It’s very rich, and every part of my voice is on this album. I don’t know how many different registers there are, but it’s beautifully dark and I’m very proud of it. It also couldn’t have come together if it weren’t during COVID — to give it this time and attention. It’s not a huge budget and it will be released by Villa Massimo. I don’t usually self-promote, but this one is way out there [and] is totally the high end of new music.
What are your goals as a musician/composer/improviser, how do ritual and culture feed into your music, and do you vocalize every day?
My goal has always been to open up the perspective of craftsmanship. Although I come from academic dance and from studying with well-known opera teachers and respect academic training, I would hate that training to reduce peoples’ possibilities [and] innovation. You wouldn’t have Ornette Coleman and [artist Robert] Rauschenberg. It should fill you up.
I love Mahler and everything he’s written. If I became an opera singer when I was asked to go to school and decide what I wanted to do — when I was thinking about that decision — I thought, “How many more opera singers can you have singing Western classical music?” It’s astounding, yes, but what about Ethiopian, Persian classical music, north Indian music, gamelan? Who is going to bring that?
The study of Indigenous vocal techniques has been my passion. I make that part of my compositions. I don’t come from the West and [that type of] harmonic sensibility. I danced with it for many years and I’ve been wanting to open a window into the absolute marvels of Indigenous techniques on the globe. It’s astounding how many things you can do with the same two vocal cords.
I do vocalize every day. It saves my spirit, it oxygenates, it vibrates.

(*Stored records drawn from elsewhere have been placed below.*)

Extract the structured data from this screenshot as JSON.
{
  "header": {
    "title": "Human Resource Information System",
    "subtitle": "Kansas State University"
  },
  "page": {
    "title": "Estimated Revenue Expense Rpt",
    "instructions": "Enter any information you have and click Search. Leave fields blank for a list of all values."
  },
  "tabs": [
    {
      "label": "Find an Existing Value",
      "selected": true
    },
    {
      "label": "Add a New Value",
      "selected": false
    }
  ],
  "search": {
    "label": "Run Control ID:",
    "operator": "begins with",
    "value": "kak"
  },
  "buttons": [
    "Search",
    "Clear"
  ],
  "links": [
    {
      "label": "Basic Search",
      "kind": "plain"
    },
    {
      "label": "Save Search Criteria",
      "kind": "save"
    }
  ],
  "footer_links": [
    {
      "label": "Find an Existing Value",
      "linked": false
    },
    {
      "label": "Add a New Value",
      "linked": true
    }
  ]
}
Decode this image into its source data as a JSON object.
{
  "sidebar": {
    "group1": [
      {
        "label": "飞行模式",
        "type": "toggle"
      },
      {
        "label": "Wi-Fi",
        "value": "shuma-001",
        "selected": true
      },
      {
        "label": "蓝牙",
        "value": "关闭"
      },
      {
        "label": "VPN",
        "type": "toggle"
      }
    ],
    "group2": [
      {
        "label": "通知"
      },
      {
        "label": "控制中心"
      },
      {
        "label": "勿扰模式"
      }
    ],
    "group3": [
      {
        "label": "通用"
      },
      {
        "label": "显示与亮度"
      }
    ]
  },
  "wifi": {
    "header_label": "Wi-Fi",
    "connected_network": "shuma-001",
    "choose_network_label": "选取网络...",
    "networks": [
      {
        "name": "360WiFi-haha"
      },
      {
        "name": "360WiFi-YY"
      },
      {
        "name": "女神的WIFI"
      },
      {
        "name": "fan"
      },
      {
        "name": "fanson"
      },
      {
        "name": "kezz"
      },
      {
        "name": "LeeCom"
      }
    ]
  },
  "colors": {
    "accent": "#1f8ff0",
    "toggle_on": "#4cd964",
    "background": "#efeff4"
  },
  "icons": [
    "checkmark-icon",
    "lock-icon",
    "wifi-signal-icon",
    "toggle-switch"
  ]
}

Singing is not just a profession, singing is everyone’s primordial life. Music has its own place. You can’t own it — it’s been the closest special friend to humanity since the beginning of time and I am about to possibly propose a monthly gathering of bringing people together and let them loose and try to help people and oxygenate.
You always have numerous projects going at once and you’re about to begin a collaboration with filmmaker Godfrey Reggio — he of the Qatsi trilogy (Koyaanisqatsi Powaqqatsi, and Naqoyqatsi) — and Philip Glass, who scored the films. What can you tell me about this?
It’s in the early stages so I shouldn’t talk too much, but it’s a wonderful, profound, and interesting project. Godfrey said, “I want someone transcendental: We need to get Sussan.” It’s six 10-minute films that will blast the internet, and one of [Steven] Soderbergh’s companies is producing. I’ll collaborate with Philip on the music and I’m also performing as the Mother Muse in one of the films. It’s very minimalistic and I’m going to go in the direction of butoh [dance], because you can’t do realism. Godfrey worked on this for the last 10 years and it’s extremely exciting.
Your activism also runs deep. You’ve been a participant at humanitarian events and benefits, including a performance at the gathering of spiritual leaders at the United Nations General Assembly in 2001 and again in 2009, the latter organized by Pakistani rock musician and activist, Salman Ahmad. In addition, you recorded a track for the 2012 Amnesty International Chimes of Freedom: The Songs of Bob Dylan album. What does it mean to you that you can’t go home to Iran again?
It pisses me off on the most profound level that I’m deprived of a country that I absolutely adored — all the friends, the architecture, nature, food, dance culture, musical culture — all of that has been taken away from us. I don’t know when we can turn the page, but as soon as that place opens up, I, like many, many other people, will be on the 6 a.m. flight home.